-- Task directions --
Reproduce every entry word for word.

-- Given data --
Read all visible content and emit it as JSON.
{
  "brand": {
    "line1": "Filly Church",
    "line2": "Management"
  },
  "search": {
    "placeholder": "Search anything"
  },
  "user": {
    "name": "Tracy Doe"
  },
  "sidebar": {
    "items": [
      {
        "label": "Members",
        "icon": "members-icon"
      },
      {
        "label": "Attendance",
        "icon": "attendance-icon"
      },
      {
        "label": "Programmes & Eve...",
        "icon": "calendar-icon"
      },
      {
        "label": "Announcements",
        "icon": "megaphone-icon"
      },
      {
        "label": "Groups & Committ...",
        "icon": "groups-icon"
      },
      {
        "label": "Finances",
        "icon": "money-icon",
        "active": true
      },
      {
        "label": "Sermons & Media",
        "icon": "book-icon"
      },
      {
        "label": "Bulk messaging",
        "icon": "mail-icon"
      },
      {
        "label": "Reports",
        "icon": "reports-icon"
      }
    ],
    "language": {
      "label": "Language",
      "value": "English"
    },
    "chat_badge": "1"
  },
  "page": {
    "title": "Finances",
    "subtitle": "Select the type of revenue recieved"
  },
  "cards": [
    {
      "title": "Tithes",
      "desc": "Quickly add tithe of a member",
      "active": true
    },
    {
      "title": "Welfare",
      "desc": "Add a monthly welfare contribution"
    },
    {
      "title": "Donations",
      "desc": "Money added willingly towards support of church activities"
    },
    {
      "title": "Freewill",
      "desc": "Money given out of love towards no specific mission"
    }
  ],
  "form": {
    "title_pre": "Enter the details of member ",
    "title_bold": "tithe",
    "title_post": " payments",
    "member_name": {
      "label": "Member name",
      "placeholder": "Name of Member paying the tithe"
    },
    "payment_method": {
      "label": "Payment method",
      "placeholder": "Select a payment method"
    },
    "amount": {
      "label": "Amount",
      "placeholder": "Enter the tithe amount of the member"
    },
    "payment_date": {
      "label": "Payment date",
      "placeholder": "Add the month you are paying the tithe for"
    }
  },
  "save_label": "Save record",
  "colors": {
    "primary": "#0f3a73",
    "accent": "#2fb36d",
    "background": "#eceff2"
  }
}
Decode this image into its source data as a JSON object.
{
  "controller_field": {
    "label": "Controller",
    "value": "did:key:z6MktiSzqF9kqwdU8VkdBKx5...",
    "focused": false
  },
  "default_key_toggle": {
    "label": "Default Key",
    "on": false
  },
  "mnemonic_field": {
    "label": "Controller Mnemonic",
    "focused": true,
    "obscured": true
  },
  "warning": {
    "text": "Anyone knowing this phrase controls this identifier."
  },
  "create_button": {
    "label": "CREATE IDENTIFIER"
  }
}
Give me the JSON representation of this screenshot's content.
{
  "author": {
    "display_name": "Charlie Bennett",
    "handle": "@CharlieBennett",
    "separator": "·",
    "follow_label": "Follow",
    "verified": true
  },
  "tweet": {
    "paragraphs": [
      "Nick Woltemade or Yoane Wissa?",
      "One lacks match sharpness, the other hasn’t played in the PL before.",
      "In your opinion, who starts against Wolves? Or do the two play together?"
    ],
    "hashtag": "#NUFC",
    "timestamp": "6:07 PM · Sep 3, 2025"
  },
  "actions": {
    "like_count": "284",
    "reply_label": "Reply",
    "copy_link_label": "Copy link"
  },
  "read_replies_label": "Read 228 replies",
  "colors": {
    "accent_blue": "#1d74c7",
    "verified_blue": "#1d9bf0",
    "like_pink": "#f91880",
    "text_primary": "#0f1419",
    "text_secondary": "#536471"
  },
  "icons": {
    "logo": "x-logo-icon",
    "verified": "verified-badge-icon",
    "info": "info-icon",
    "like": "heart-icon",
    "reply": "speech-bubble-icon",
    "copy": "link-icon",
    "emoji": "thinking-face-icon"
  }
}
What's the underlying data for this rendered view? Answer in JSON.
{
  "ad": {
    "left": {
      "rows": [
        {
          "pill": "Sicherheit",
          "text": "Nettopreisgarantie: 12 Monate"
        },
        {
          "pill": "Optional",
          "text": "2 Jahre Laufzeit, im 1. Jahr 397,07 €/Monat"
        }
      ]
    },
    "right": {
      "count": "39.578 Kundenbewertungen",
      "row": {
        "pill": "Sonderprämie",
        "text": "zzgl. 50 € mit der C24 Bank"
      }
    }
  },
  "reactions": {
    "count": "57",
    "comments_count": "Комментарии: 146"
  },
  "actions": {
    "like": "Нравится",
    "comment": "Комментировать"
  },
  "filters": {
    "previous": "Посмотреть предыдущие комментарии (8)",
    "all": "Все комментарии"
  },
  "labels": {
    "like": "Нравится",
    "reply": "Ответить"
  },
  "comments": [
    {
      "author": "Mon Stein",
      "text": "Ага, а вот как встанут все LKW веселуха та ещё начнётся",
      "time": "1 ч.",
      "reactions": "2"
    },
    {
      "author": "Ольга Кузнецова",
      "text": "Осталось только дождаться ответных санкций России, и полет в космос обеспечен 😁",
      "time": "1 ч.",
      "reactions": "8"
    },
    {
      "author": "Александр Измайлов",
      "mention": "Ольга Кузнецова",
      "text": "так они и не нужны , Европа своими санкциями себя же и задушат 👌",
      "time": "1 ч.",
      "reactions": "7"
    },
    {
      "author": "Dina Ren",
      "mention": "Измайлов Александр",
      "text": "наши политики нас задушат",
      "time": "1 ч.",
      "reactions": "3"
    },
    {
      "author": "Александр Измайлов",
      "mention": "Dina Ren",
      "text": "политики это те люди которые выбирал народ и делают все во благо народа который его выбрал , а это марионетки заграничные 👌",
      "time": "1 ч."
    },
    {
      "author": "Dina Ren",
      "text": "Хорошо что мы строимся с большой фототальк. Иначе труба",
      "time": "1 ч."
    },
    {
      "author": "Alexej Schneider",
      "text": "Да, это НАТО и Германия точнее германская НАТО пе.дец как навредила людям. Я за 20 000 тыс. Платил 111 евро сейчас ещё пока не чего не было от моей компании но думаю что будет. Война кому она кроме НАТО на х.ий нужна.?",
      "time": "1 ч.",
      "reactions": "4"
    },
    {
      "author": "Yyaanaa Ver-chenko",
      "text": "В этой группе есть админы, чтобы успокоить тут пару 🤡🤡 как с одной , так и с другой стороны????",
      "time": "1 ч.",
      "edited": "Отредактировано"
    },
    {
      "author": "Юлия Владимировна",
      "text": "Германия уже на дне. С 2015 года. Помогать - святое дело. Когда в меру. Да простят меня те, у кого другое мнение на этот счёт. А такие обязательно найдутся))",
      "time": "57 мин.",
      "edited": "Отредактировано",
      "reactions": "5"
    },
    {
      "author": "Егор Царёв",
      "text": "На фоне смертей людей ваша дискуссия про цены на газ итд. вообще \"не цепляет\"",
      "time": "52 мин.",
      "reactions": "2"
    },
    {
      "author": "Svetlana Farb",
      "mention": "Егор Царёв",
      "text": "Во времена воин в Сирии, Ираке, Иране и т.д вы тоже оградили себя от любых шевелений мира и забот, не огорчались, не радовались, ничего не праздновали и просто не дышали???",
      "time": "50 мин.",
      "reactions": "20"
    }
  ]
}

-- Your response --
Read all visible content and emit it as JSON.
{
  "brand": {
    "line1": "Filly Church",
    "line2": "Management"
  },
  "search": {
    "placeholder": "Search anything"
  },
  "user": {
    "name": "Tracy Doe"
  },
  "sidebar": {
    "items": [
      {
        "label": "Members",
        "icon": "members-icon"
      },
      {
        "label": "Attendance",
        "icon": "attendance-icon"
      },
      {
        "label": "Programmes & Eve...",
        "icon": "calendar-icon"
      },
      {
        "label": "Announcements",
        "icon": "megaphone-icon"
      },
      {
        "label": "Groups & Committ...",
        "icon": "groups-icon"
      },
      {
        "label": "Finances",
        "icon": "money-icon",
        "active": true
      },
      {
        "label": "Sermons & Media",
        "icon": "book-icon"
      },
      {
        "label": "Bulk messaging",
        "icon": "mail-icon"
      },
      {
        "label": "Reports",
        "icon": "reports-icon"
      }
    ],
    "language": {
      "label": "Language",
      "value": "English"
    },
    "chat_badge": "1"
  },
  "page": {
    "title": "Finances",
    "subtitle": "Select the type of revenue recieved"
  },
  "cards": [
    {
      "title": "Tithes",
      "desc": "Quickly add tithe of a member",
      "active": true
    },
    {
      "title": "Welfare",
      "desc": "Add a monthly welfare contribution"
    },
    {
      "title": "Donations",
      "desc": "Money added willingly towards support of church activities"
    },
    {
      "title": "Freewill",
      "desc": "Money given out of love towards no specific mission"
    }
  ],
  "form": {
    "title_pre": "Enter the details of member ",
    "title_bold": "tithe",
    "title_post": " payments",
    "member_name": {
      "label": "Member name",
      "placeholder": "Name of Member paying the tithe"
    },
    "payment_method": {
      "label": "Payment method",
      "placeholder": "Select a payment method"
    },
    "amount": {
      "label": "Amount",
      "placeholder": "Enter the tithe amount of the member"
    },
    "payment_date": {
      "label": "Payment date",
      "placeholder": "Add the month you are paying the tithe for"
    }
  },
  "save_label": "Save record",
  "colors": {
    "primary": "#0f3a73",
    "accent": "#2fb36d",
    "background": "#eceff2"
  }
}
Decode this image into its source data as a JSON object.
{
  "controller_field": {
    "label": "Controller",
    "value": "did:key:z6MktiSzqF9kqwdU8VkdBKx5...",
    "focused": false
  },
  "default_key_toggle": {
    "label": "Default Key",
    "on": false
  },
  "mnemonic_field": {
    "label": "Controller Mnemonic",
    "focused": true,
    "obscured": true
  },
  "warning": {
    "text": "Anyone knowing this phrase controls this identifier."
  },
  "create_button": {
    "label": "CREATE IDENTIFIER"
  }
}
Give me the JSON representation of this screenshot's content.
{
  "author": {
    "display_name": "Charlie Bennett",
    "handle": "@CharlieBennett",
    "separator": "·",
    "follow_label": "Follow",
    "verified": true
  },
  "tweet": {
    "paragraphs": [
      "Nick Woltemade or Yoane Wissa?",
      "One lacks match sharpness, the other hasn’t played in the PL before.",
      "In your opinion, who starts against Wolves? Or do the two play together?"
    ],
    "hashtag": "#NUFC",
    "timestamp": "6:07 PM · Sep 3, 2025"
  },
  "actions": {
    "like_count": "284",
    "reply_label": "Reply",
    "copy_link_label": "Copy link"
  },
  "read_replies_label": "Read 228 replies",
  "colors": {
    "accent_blue": "#1d74c7",
    "verified_blue": "#1d9bf0",
    "like_pink": "#f91880",
    "text_primary": "#0f1419",
    "text_secondary": "#536471"
  },
  "icons": {
    "logo": "x-logo-icon",
    "verified": "verified-badge-icon",
    "info": "info-icon",
    "like": "heart-icon",
    "reply": "speech-bubble-icon",
    "copy": "link-icon",
    "emoji": "thinking-face-icon"
  }
}
What's the underlying data for this rendered view? Answer in JSON.
{
  "ad": {
    "left": {
      "rows": [
        {
          "pill": "Sicherheit",
          "text": "Nettopreisgarantie: 12 Monate"
        },
        {
          "pill": "Optional",
          "text": "2 Jahre Laufzeit, im 1. Jahr 397,07 €/Monat"
        }
      ]
    },
    "right": {
      "count": "39.578 Kundenbewertungen",
      "row": {
        "pill": "Sonderprämie",
        "text": "zzgl. 50 € mit der C24 Bank"
      }
    }
  },
  "reactions": {
    "count": "57",
    "comments_count": "Комментарии: 146"
  },
  "actions": {
    "like": "Нравится",
    "comment": "Комментировать"
  },
  "filters": {
    "previous": "Посмотреть предыдущие комментарии (8)",
    "all": "Все комментарии"
  },
  "labels": {
    "like": "Нравится",
    "reply": "Ответить"
  },
  "comments": [
    {
      "author": "Mon Stein",
      "text": "Ага, а вот как встанут все LKW веселуха та ещё начнётся",
      "time": "1 ч.",
      "reactions": "2"
    },
    {
      "author": "Ольга Кузнецова",
      "text": "Осталось только дождаться ответных санкций России, и полет в космос обеспечен 😁",
      "time": "1 ч.",
      "reactions": "8"
    },
    {
      "author": "Александр Измайлов",
      "mention": "Ольга Кузнецова",
      "text": "так они и не нужны , Европа своими санкциями себя же и задушат 👌",
      "time": "1 ч.",
      "reactions": "7"
    },
    {
      "author": "Dina Ren",
      "mention": "Измайлов Александр",
      "text": "наши политики нас задушат",
      "time": "1 ч.",
      "reactions": "3"
    },
    {
      "author": "Александр Измайлов",
      "mention": "Dina Ren",
      "text": "политики это те люди которые выбирал народ и делают все во благо народа который его выбрал , а это марионетки заграничные 👌",
      "time": "1 ч."
    },
    {
      "author": "Dina Ren",
      "text": "Хорошо что мы строимся с большой фототальк. Иначе труба",
      "time": "1 ч."
    },
    {
      "author": "Alexej Schneider",
      "text": "Да, это НАТО и Германия точнее германская НАТО пе.дец как навредила людям. Я за 20 000 тыс. Платил 111 евро сейчас ещё пока не чего не было от моей компании но думаю что будет. Война кому она кроме НАТО на х.ий нужна.?",
      "time": "1 ч.",
      "reactions": "4"
    },
    {
      "author": "Yyaanaa Ver-chenko",
      "text": "В этой группе есть админы, чтобы успокоить тут пару 🤡🤡 как с одной , так и с другой стороны????",
      "time": "1 ч.",
      "edited": "Отредактировано"
    },
    {
      "author": "Юлия Владимировна",
      "text": "Германия уже на дне. С 2015 года. Помогать - святое дело. Когда в меру. Да простят меня те, у кого другое мнение на этот счёт. А такие обязательно найдутся))",
      "time": "57 мин.",
      "edited": "Отредактировано",
      "reactions": "5"
    },
    {
      "author": "Егор Царёв",
      "text": "На фоне смертей людей ваша дискуссия про цены на газ итд. вообще \"не цепляет\"",
      "time": "52 мин.",
      "reactions": "2"
    },
    {
      "author": "Svetlana Farb",
      "mention": "Егор Царёв",
      "text": "Во времена воин в Сирии, Ираке, Иране и т.д вы тоже оградили себя от любых шевелений мира и забот, не огорчались, не радовались, ничего не праздновали и просто не дышали???",
      "time": "50 мин.",
      "reactions": "20"
    }
  ]
}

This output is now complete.